Blog Authored by: Ken Mogren, CPCU
Our luck has to run out soon with respect to Old Man Winter and what he does to drivers. Each year unprepared people die as a result of being caught in blizzards or breaking down in frigid winter conditions. Don't be that person. Instead, remember the Boy Scout "be prepared" message.
Packing a survival kit for your vehicle doesn't take much effort and could make a life saving difference. Start by packing things to help stay warm such as extra clothes and blankets. Even newspapers will provide insulation to help hold in body heat if you get stranded in your car. Also pack some food such as energy bars. Bottled water is likely to freeze and expand if kept in your car all the time, but it might still be useful. Better to take some along each time you venture out.
A flashlight and extra batteries will come in handy. Booster cables and a small shovel may help you get back on the road. Don't forget a scraper and winshield washer fluid. Not having those can lead to problems even in decent winter weather. And don't leave home without your cell phone.
If you get stranded in a blizzard in a rural area, it's probably best to stay in your car. Visibility can reduce to almost nothing and it's easy to get lost when you can't see anything. It's wise to fill up the gas tank more frequently in winter.
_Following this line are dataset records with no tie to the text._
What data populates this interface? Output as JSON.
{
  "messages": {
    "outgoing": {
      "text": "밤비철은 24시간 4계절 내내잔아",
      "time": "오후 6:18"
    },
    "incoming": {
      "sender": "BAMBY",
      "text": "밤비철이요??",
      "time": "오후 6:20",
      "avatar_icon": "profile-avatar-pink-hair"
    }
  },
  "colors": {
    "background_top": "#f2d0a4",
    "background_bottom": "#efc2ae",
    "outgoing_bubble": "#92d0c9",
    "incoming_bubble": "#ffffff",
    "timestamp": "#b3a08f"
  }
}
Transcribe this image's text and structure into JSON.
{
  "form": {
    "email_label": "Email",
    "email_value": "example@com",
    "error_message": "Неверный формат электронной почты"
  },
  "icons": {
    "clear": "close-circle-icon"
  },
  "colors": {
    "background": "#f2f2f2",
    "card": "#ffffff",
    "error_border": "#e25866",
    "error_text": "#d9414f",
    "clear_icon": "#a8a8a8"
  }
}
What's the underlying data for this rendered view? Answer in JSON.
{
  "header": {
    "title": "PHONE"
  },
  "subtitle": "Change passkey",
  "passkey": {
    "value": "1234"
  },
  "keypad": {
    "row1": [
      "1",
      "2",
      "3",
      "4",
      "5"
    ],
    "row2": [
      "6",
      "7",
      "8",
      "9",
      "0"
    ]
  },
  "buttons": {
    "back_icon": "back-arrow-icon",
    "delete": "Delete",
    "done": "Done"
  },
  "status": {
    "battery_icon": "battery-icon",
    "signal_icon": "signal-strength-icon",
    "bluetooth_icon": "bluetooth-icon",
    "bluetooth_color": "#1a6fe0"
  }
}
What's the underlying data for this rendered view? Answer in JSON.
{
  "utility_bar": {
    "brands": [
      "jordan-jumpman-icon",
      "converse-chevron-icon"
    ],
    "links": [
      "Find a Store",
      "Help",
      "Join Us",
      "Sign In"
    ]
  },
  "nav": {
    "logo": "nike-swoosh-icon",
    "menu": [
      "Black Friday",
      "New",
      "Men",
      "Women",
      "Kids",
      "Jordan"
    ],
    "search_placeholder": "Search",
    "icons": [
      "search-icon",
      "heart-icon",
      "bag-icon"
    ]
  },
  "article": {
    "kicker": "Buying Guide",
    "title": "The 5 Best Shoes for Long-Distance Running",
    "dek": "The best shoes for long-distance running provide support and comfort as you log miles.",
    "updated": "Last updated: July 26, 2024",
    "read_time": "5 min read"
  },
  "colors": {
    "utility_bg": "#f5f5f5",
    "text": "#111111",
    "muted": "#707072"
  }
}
Even a quarter tank can keep you warm for a long time if the engine is run just 10 minutes per hour. And that shovel should be used to keep the exhaust pipe clear of snow or carbon monoxide could be a problem.
The best advice might be to just stay home. Check the weather reports if you'll be traveling. It's very rare for modern forecasters to completely miss the type of weather event that could bring about life threatening conditions.